These are just a few of endless examples—Tumblr, Polyvore, and MySpace (yes, there are still millions of users on MySpace—more than Twitter) are just a few more. Millions of users are spending the vast majority of their time online at places like these, not searching on Google. And even when the time comes to make a purchase, it’s often unnecessary to go through Google. It’s worth thinking about that when you evaluate how much time and money you should invest in SEO and SEM.
Fred Wilson on “Style, Design, and Voice: The Merging of Content With Technology”
Fred Wilson spoke to The Publishing Point yesterday about the intersection of content and technology. The talk was inspiring—full of interesting points and observations. Here are my key takeaways. (Debbie Stier also shared some on her blog.)
The media landscape is constantly changing: Yes, we already knew this, but Fred’s talk drove home just how true it is. He talked about social media he uses to discover new content (boxee, WeAreHunted) which I was only vaguely aware of, but which will undoubtedly grow in importance. Lesson? The time you spend reading about technology and innovation is time well spent. The future is here already, always.
Discovery beyond search: Social networks have radically changed the way we discover content. Fred noted that consuming content in a vacuum no longer feels natural to him (or anyone younger than he is)—they want to share it. But with so many people sharing so much online—300 million+ on Facebook alone—the value of the individual share has decreased. Enter filters, which give added value to select shares based on popularity and/or quality (like Twitter’s promoted tweets system). For instance, Fred’s favorite news source is Hacker News, curated entirely by users. Traditional curators—publishers!—take note.
Liquidity and protection: “People who want to steal your content will steal your content. DRM is a tax on your best customers.” So true. The way to avoid Napster syndrome? Be aggressive. License your content and get it out there legally. People are willing to pay for quality content—Fred’s a big fan of subscription models—but the creators need to get their content discovered and to show readers why they should value it. There’s no better way to start than to get your books—and your brand—out there.

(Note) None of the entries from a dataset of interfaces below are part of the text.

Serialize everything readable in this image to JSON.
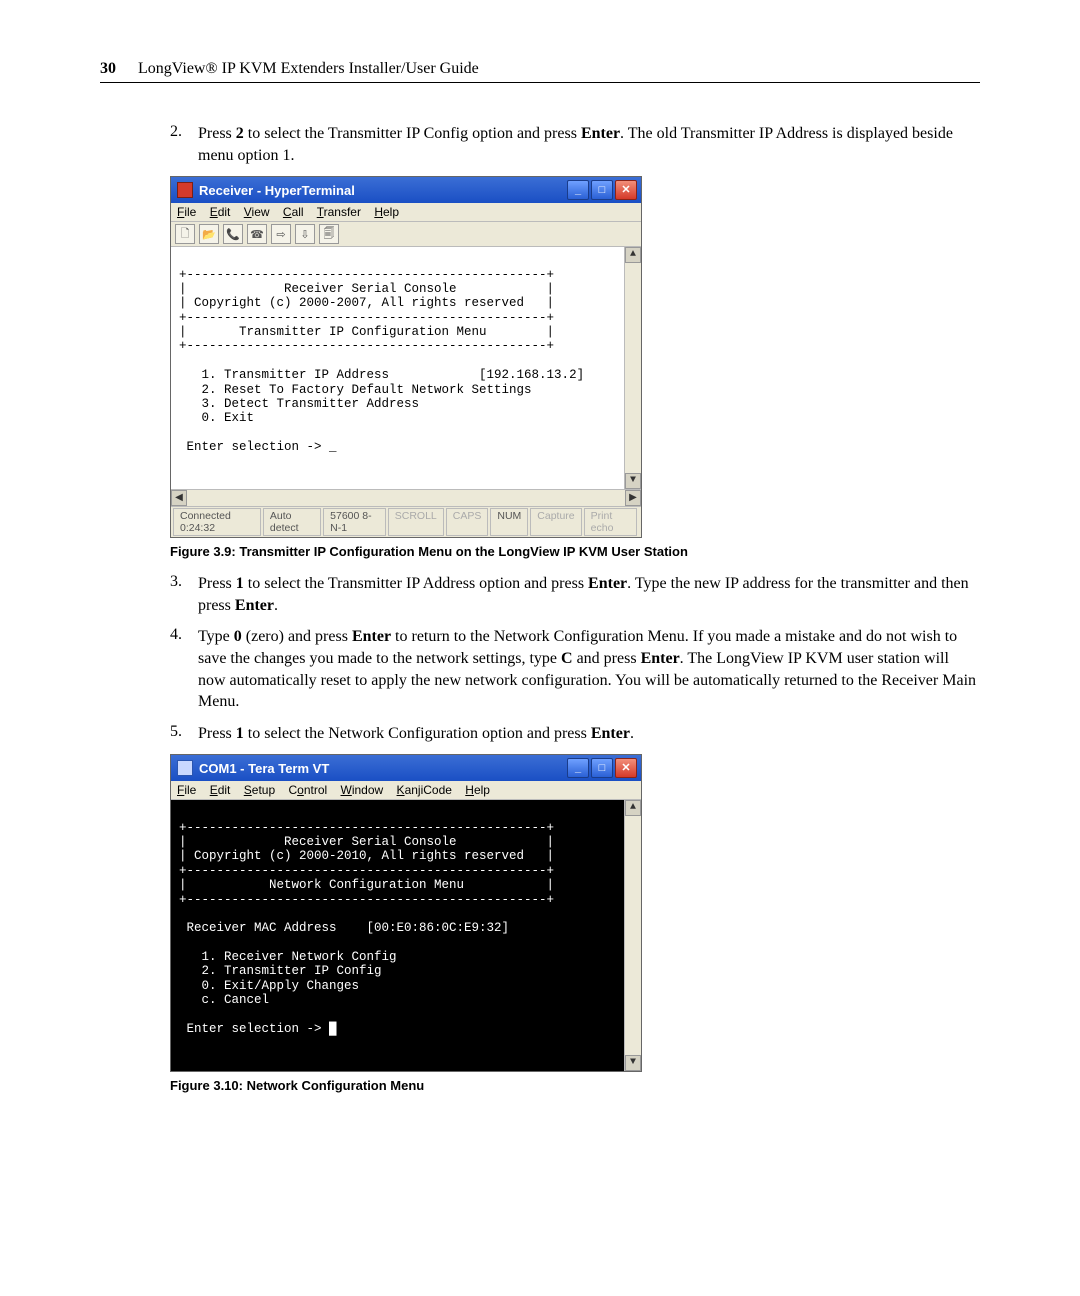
{
  "header": {
    "page_number": "30",
    "title": "LongView® IP KVM Extenders Installer/User Guide"
  },
  "steps_a": [
    {
      "num": "2.",
      "segments": [
        "Press ",
        "2",
        " to select the Transmitter IP Config option and press ",
        "Enter",
        ". The old Transmitter IP Address is displayed beside menu option 1."
      ]
    }
  ],
  "fig1": {
    "window_title": "Receiver - HyperTerminal",
    "menus": [
      "File",
      "Edit",
      "View",
      "Call",
      "Transfer",
      "Help"
    ],
    "toolbar_icons": [
      "new-doc-icon",
      "open-icon",
      "print-icon",
      "phone-icon",
      "disconnect-icon",
      "props-icon",
      "help-icon"
    ],
    "content_lines": [
      "+------------------------------------------------+",
      "|             Receiver Serial Console            |",
      "| Copyright (c) 2000-2007, All rights reserved   |",
      "+------------------------------------------------+",
      "|       Transmitter IP Configuration Menu        |",
      "+------------------------------------------------+",
      "",
      "   1. Transmitter IP Address            [192.168.13.2]",
      "   2. Reset To Factory Default Network Settings",
      "   3. Detect Transmitter Address",
      "   0. Exit",
      "",
      " Enter selection -> _"
    ],
    "status": {
      "connected": "Connected 0:24:32",
      "detect": "Auto detect",
      "baud": "57600 8-N-1",
      "scroll": "SCROLL",
      "caps": "CAPS",
      "num": "NUM",
      "capture": "Capture",
      "echo": "Print echo"
    },
    "caption": "Figure 3.9: Transmitter IP Configuration Menu on the LongView IP KVM User Station"
  },
  "steps_b": [
    {
      "num": "3.",
      "segments": [
        "Press ",
        "1",
        " to select the Transmitter IP Address option and press ",
        "Enter",
        ". Type the new IP address for the transmitter and then press ",
        "Enter",
        "."
      ]
    },
    {
      "num": "4.",
      "segments": [
        "Type ",
        "0",
        " (zero) and press ",
        "Enter",
        " to return to the Network Configuration Menu. If you made a mistake and do not wish to save the changes you made to the network settings, type ",
        "C",
        " and press ",
        "Enter",
        ". The LongView IP KVM user station will now automatically reset to apply the new network configuration. You will be automatically returned to the Receiver Main Menu."
      ]
    },
    {
      "num": "5.",
      "segments": [
        "Press ",
        "1",
        " to select the Network Configuration option and press ",
        "Enter",
        "."
      ]
    }
  ],
  "fig2": {
    "window_title": "COM1 - Tera Term VT",
    "menus": [
      "File",
      "Edit",
      "Setup",
      "Control",
      "Window",
      "KanjiCode",
      "Help"
    ],
    "content_lines": [
      "+------------------------------------------------+",
      "|             Receiver Serial Console            |",
      "| Copyright (c) 2000-2010, All rights reserved   |",
      "+------------------------------------------------+",
      "|           Network Configuration Menu           |",
      "+------------------------------------------------+",
      "",
      " Receiver MAC Address    [00:E0:86:0C:E9:32]",
      "",
      "   1. Receiver Network Config",
      "   2. Transmitter IP Config",
      "   0. Exit/Apply Changes",
      "   c. Cancel",
      "",
      " Enter selection -> █"
    ],
    "caption": "Figure 3.10: Network Configuration Menu"
  }
}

Do it now: More than anything Fred’s talk reminded me of the need to act now. Publishers shouldn’t be afraid of technologists—as Fred said, they don’t know how to create good content. Publishers do. But when they refuse to participate fully in the social web, they hide that fact from, well, everyone. It’s time to focus on where publishers really add value in a digital, linked world and streamline the rest. I think there will always be a market for printed books—collectors, as Fred called them—but the focus of publishing should be on consumers (who no longer need to be collectors). We’re not and have never been a printing industry.
With the way we interact with content and each other changing rapidly—every.single.day—asking questions like “will the iPad save publishing?” is a waste of time. Publishers will save themselves by proving their value to readers. And there’s no app for that.
Were you there? Have thoughts? Let’s talk on Twitter.